## Element data from apps and pages

'''

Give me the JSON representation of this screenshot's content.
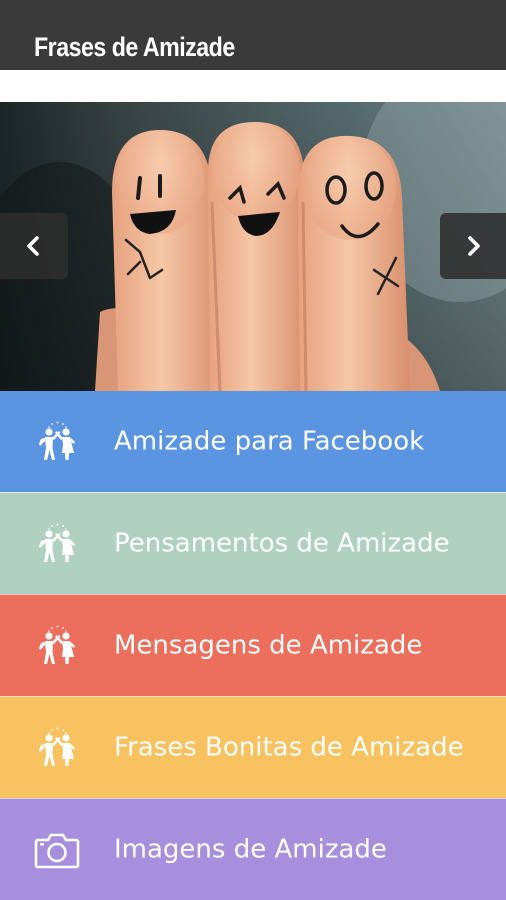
{
  "app_bar": {
    "title": "Frases de Amizade",
    "background": "#3a3a3a"
  },
  "carousel": {
    "prev_icon": "chevron-left-icon",
    "next_icon": "chevron-right-icon"
  },
  "menu": {
    "items": [
      {
        "label": "Amizade para Facebook",
        "icon": "friends-icon",
        "color": "#5b95e2"
      },
      {
        "label": "Pensamentos de Amizade",
        "icon": "friends-icon",
        "color": "#b0d1c2"
      },
      {
        "label": "Mensagens de Amizade",
        "icon": "friends-icon",
        "color": "#ec6e5c"
      },
      {
        "label": "Frases Bonitas de Amizade",
        "icon": "friends-icon",
        "color": "#f7c25f"
      },
      {
        "label": "Imagens de Amizade",
        "icon": "camera-icon",
        "color": "#a88fdd"
      }
    ]
  }
}
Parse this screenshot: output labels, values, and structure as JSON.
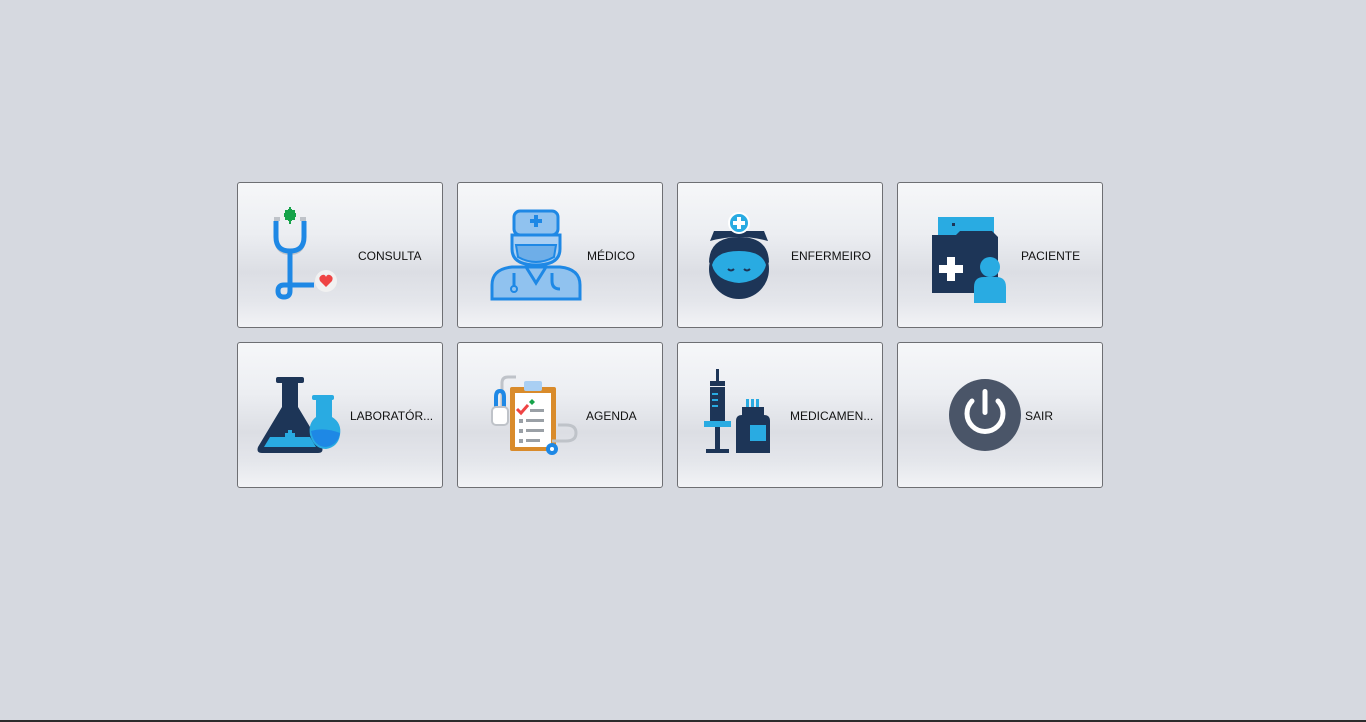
{
  "menu": {
    "tiles": [
      {
        "label": "CONSULTA",
        "icon": "stethoscope-icon"
      },
      {
        "label": "MÉDICO",
        "icon": "doctor-icon"
      },
      {
        "label": "ENFERMEIRO",
        "icon": "nurse-icon"
      },
      {
        "label": "PACIENTE",
        "icon": "patient-folder-icon"
      },
      {
        "label": "LABORATÓR...",
        "icon": "lab-flask-icon"
      },
      {
        "label": "AGENDA",
        "icon": "clipboard-icon"
      },
      {
        "label": "MEDICAMEN...",
        "icon": "syringe-medicine-icon"
      },
      {
        "label": "SAIR",
        "icon": "power-icon"
      }
    ]
  },
  "colors": {
    "background": "#d6d9e0",
    "navy": "#1d3557",
    "blue": "#1e88e5",
    "cyan": "#29abe2",
    "green": "#16a34a",
    "red": "#ef4444",
    "orange": "#d98b2b",
    "power_circle": "#4a5568"
  }
}
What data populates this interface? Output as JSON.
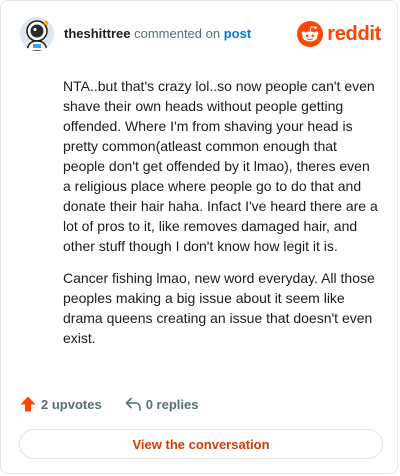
{
  "header": {
    "username": "theshittree",
    "action_text": "commented on",
    "post_link": "post",
    "brand": "reddit"
  },
  "comment": {
    "paragraphs": [
      "NTA..but that's crazy lol..so now people can't even shave their own heads without people getting offended. Where I'm from shaving your head is pretty common(atleast common enough that people don't get offended by it lmao), theres even a religious place where people go to do that and donate their hair haha. Infact I've heard there are a lot of pros to it, like removes damaged hair, and other stuff though I don't know how legit it is.",
      "Cancer fishing lmao, new word everyday. All those peoples making a big issue about it seem like drama queens creating an issue that doesn't even exist."
    ]
  },
  "actions": {
    "upvotes": "2 upvotes",
    "replies": "0 replies"
  },
  "view_button": "View the conversation",
  "colors": {
    "brand": "#ff4500",
    "link": "#0079d3",
    "muted": "#576f76",
    "button_text": "#d93a00"
  }
}
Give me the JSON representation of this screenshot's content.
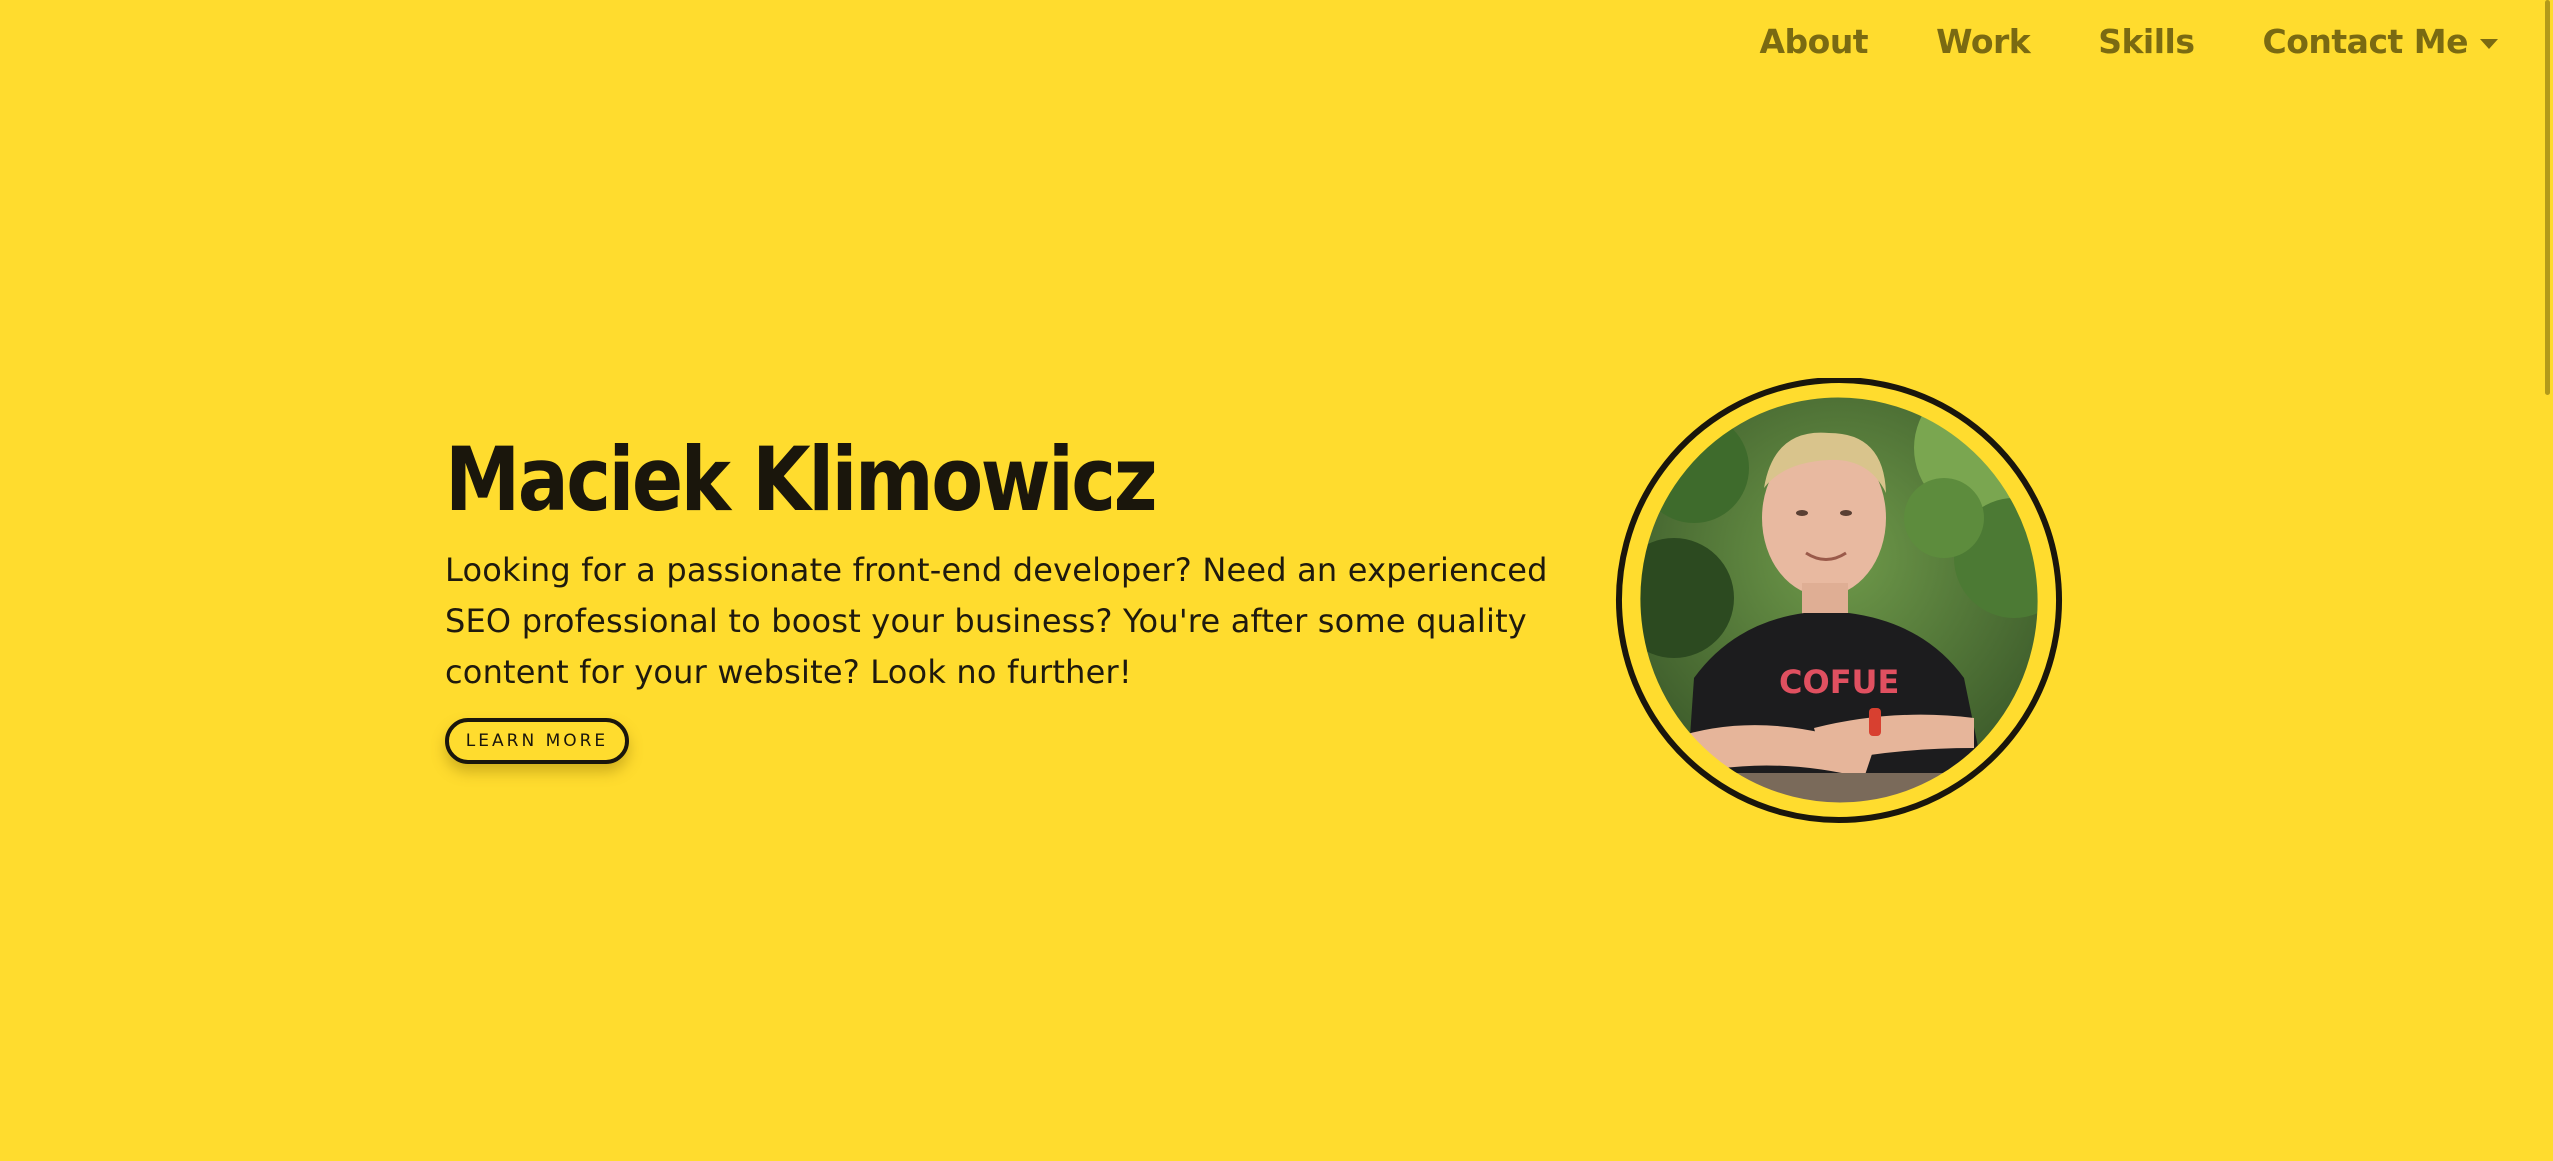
{
  "nav": {
    "items": [
      {
        "label": "About"
      },
      {
        "label": "Work"
      },
      {
        "label": "Skills"
      },
      {
        "label": "Contact Me"
      }
    ]
  },
  "hero": {
    "name": "Maciek Klimowicz",
    "description": "Looking for a passionate front-end developer? Need an experienced SEO professional to boost your business? You're after some quality content for your website? Look no further!",
    "button_label": "LEARN MORE"
  },
  "avatar": {
    "shirt_text": "COFUE"
  },
  "colors": {
    "background": "#FFDC2E",
    "nav_text": "#7a6a12",
    "text": "#1a160c"
  }
}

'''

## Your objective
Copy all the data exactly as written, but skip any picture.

## Expected answer
Give me the JSON representation of this screenshot's content.
{
  "app_bar": {
    "title": "Frases de Amizade",
    "background": "#3a3a3a"
  },
  "carousel": {
    "prev_icon": "chevron-left-icon",
    "next_icon": "chevron-right-icon"
  },
  "menu": {
    "items": [
      {
        "label": "Amizade para Facebook",
        "icon": "friends-icon",
        "color": "#5b95e2"
      },
      {
        "label": "Pensamentos de Amizade",
        "icon": "friends-icon",
        "color": "#b0d1c2"
      },
      {
        "label": "Mensagens de Amizade",
        "icon": "friends-icon",
        "color": "#ec6e5c"
      },
      {
        "label": "Frases Bonitas de Amizade",
        "icon": "friends-icon",
        "color": "#f7c25f"
      },
      {
        "label": "Imagens de Amizade",
        "icon": "camera-icon",
        "color": "#a88fdd"
      }
    ]
  }
}
Parse this screenshot: output labels, values, and structure as JSON.
{
  "menu": {
    "tiles": [
      {
        "label": "CONSULTA",
        "icon": "stethoscope-icon"
      },
      {
        "label": "MÉDICO",
        "icon": "doctor-icon"
      },
      {
        "label": "ENFERMEIRO",
        "icon": "nurse-icon"
      },
      {
        "label": "PACIENTE",
        "icon": "patient-folder-icon"
      },
      {
        "label": "LABORATÓR...",
        "icon": "lab-flask-icon"
      },
      {
        "label": "AGENDA",
        "icon": "clipboard-icon"
      },
      {
        "label": "MEDICAMEN...",
        "icon": "syringe-medicine-icon"
      },
      {
        "label": "SAIR",
        "icon": "power-icon"
      }
    ]
  },
  "colors": {
    "background": "#d6d9e0",
    "navy": "#1d3557",
    "blue": "#1e88e5",
    "cyan": "#29abe2",
    "green": "#16a34a",
    "red": "#ef4444",
    "orange": "#d98b2b",
    "power_circle": "#4a5568"
  }
}
What data populates this interface? Output as JSON.
{
  "header": {
    "username": "theshittree",
    "action_text": "commented on",
    "post_link": "post",
    "brand": "reddit"
  },
  "comment": {
    "paragraphs": [
      "NTA..but that's crazy lol..so now people can't even shave their own heads without people getting offended. Where I'm from shaving your head is pretty common(atleast common enough that people don't get offended by it lmao), theres even a religious place where people go to do that and donate their hair haha. Infact I've heard there are a lot of pros to it, like removes damaged hair, and other stuff though I don't know how legit it is.",
      "Cancer fishing lmao, new word everyday. All those peoples making a big issue about it seem like drama queens creating an issue that doesn't even exist."
    ]
  },
  "actions": {
    "upvotes": "2 upvotes",
    "replies": "0 replies"
  },
  "view_button": "View the conversation",
  "colors": {
    "brand": "#ff4500",
    "link": "#0079d3",
    "muted": "#576f76",
    "button_text": "#d93a00"
  }
}
Give me the JSON representation of this screenshot's content.
{
  "nav": {
    "items": [
      {
        "label": "About"
      },
      {
        "label": "Work"
      },
      {
        "label": "Skills"
      },
      {
        "label": "Contact Me"
      }
    ]
  },
  "hero": {
    "name": "Maciek Klimowicz",
    "description": "Looking for a passionate front-end developer? Need an experienced SEO professional to boost your business? You're after some quality content for your website? Look no further!",
    "button_label": "LEARN MORE"
  },
  "avatar": {
    "shirt_text": "COFUE"
  },
  "colors": {
    "background": "#FFDC2E",
    "nav_text": "#7a6a12",
    "text": "#1a160c"
  }
}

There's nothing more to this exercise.